Morgan L Smith
Hello Todd, I have been researching different ways to take my life in a different financial direction for a few years now. I started a business where I sold stuff I made, that didn’t really take off, then started a business where I resold things I found in bulk that where worth reselling, that stayed slow, and then came across passive incomes, and eventually found this article. The common denominator in all of this seems to be marketing, I have such an impossible time trying to market anything that I think it is my biggest issue and I cannot seem to figure out what to do to fix it. My next idea is to start writing a book I have wanted to write for a while, I do not know if I will make it strictly an E-book or not but I wanted to ask you how you market your books and such or do you have resources to find maybe a business mentor.

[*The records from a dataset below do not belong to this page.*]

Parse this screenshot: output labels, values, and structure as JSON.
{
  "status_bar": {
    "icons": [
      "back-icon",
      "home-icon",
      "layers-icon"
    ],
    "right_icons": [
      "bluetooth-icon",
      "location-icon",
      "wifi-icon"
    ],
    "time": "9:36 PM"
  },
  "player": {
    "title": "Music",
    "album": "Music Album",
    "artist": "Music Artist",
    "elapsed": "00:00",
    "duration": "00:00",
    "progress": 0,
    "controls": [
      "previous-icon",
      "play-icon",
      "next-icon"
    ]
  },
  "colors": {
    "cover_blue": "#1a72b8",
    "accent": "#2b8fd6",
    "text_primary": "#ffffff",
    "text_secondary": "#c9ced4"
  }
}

I badly want to work for myself and eventually spend free time inventing but I need to gain solo financial stability first but I feel so lost. Is there any chance you can help me?
I know this sounds self-serving, but my Expectancy Wealth Planning course https://www.financialmentor.com/educational-products/seven-steps-to-seven-figures/wealth-plan explains how you put all the pieces together. It shows you how to integrate all three asset classes into a comprehensive plan matching the specific characteristics of each asset class to your unique skills, resources, and interests. In addition, it shows you how to manage risk. The course tuition is much cheaper than continuing to make all those mistakes. It should accelerate your learning curve and more than pay for itself many times over. I hope that helps!